Squid was conceived as a catch-all NAS, firewall, HTPC, couch gaming, and general everything computer build. My reasoning being that seeing as I have a rather capable workstation/primary gaming PC sitting on my desk, why not make another hybrid that will do all the secondary and tertiary things I want to do with a computer? My requirements were fairly straightforward: IO connections, network connections, low power for extended use, and room for expansion. So with that in mind, Squid started to come into being.
To be honest I chose this simply because I already had it. I stripped out a laptop that was held together, quite literally, with hot glue and hope.
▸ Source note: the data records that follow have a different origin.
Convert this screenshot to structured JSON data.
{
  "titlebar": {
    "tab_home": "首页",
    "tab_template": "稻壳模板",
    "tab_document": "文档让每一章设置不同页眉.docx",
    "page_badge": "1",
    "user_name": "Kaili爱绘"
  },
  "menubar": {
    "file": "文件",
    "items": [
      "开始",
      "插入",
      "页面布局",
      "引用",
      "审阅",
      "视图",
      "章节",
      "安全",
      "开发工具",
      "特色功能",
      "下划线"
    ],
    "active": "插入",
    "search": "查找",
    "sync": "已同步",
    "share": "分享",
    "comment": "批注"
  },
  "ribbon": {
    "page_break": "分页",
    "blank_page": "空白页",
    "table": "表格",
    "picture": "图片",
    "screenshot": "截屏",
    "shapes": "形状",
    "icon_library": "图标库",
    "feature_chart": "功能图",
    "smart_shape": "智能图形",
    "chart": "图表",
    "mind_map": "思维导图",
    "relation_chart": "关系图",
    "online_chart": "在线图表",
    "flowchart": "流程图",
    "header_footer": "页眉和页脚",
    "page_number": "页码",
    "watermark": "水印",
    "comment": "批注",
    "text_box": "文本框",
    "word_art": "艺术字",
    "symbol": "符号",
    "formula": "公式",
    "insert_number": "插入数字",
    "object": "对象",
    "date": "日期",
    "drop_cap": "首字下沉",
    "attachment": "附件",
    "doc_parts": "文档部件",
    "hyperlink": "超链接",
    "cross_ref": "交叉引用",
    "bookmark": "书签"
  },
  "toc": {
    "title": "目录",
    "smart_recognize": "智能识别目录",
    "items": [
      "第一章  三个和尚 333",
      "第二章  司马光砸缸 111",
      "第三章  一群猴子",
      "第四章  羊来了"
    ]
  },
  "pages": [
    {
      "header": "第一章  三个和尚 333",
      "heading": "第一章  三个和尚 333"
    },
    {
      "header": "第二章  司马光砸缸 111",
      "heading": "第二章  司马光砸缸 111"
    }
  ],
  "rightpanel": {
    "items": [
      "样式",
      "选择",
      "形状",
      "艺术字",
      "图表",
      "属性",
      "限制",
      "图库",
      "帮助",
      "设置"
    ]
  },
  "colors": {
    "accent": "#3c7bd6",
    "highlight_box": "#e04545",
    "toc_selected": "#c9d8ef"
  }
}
Dual core, four thread at 2.50 GHz and a boost to 3.10 GHz on 35 watts isn’t too shabby in my opinion. Synthetic benchmarks place it near some Phenom II X4s and a little behind some first gen i5s. Respectable.
This is the fun one. I know some people poke fun at Jetway for being anything but enthusiast, but damn does this motherboard have quite the feature list. Inside it has 6 SATA ports, PCIe 3.0 x16, mini PCIe, mini PCIe/mSATA, USB 3.0 header, 2x USB 2.0 header, 3 serial headers, and some fan connectors. Outside it has 2x USB 3.0, 2x USB 2.0, HDMI, RS232, VGA, audio, Displayport, and 2x Gigabit LAN. Did I mention it has quite a bit of I/O?
The daughterboard adds even more excitement. The one I’m using has four, that’s right, four, Intel gigabit NICs on it. To quote Wendell, that’s crazy. There are also daughterboards available with Realtek NICs, serial outs, and even one with a GT 610M on it. And the daughterboards don’t even cover up the PCIe slot!
I’ll leave it up to professional reviewers to make their way through all the marketing mumbo-jumbo, but I will say if you are looking for and HTPC, this may be a case to strongly consider. I have my gripes about certain aspects, but it can fit a lot of stuff in it. It can fit up to a full size ATX motherboard, four hard 3.5” hard drives, 3x 120mm fans, some triple fan GPUs, and a decently beefy power supply. Thermals may will be an issue with something like an FX 9590 with Crossfired 6990s or something stupid like that, but a reasonable TDP build will be fine.
To be honest, I feel like once one has done two or three builds pretty much any standard build becomes fairly straightforward. I’m not exaggerating here, but the hardest part about putting this together was getting the IO shield into place. I have had issues with IO shields and this case before, namely having to physically beat one out with a hammer, but this one took me like 5 minutes of swearing and scrapped knuckles to get in. The cutout in the case is every slightly too small or something.
Anyways, yeah. Pop things in and work is done. Except for one small problem. There’s no place to install the antennas! So a little love with a power drill and a step bit and it was right as rain.
Also, I'm slightly ashamed to be using this power supply, but it's all I got at the mo'.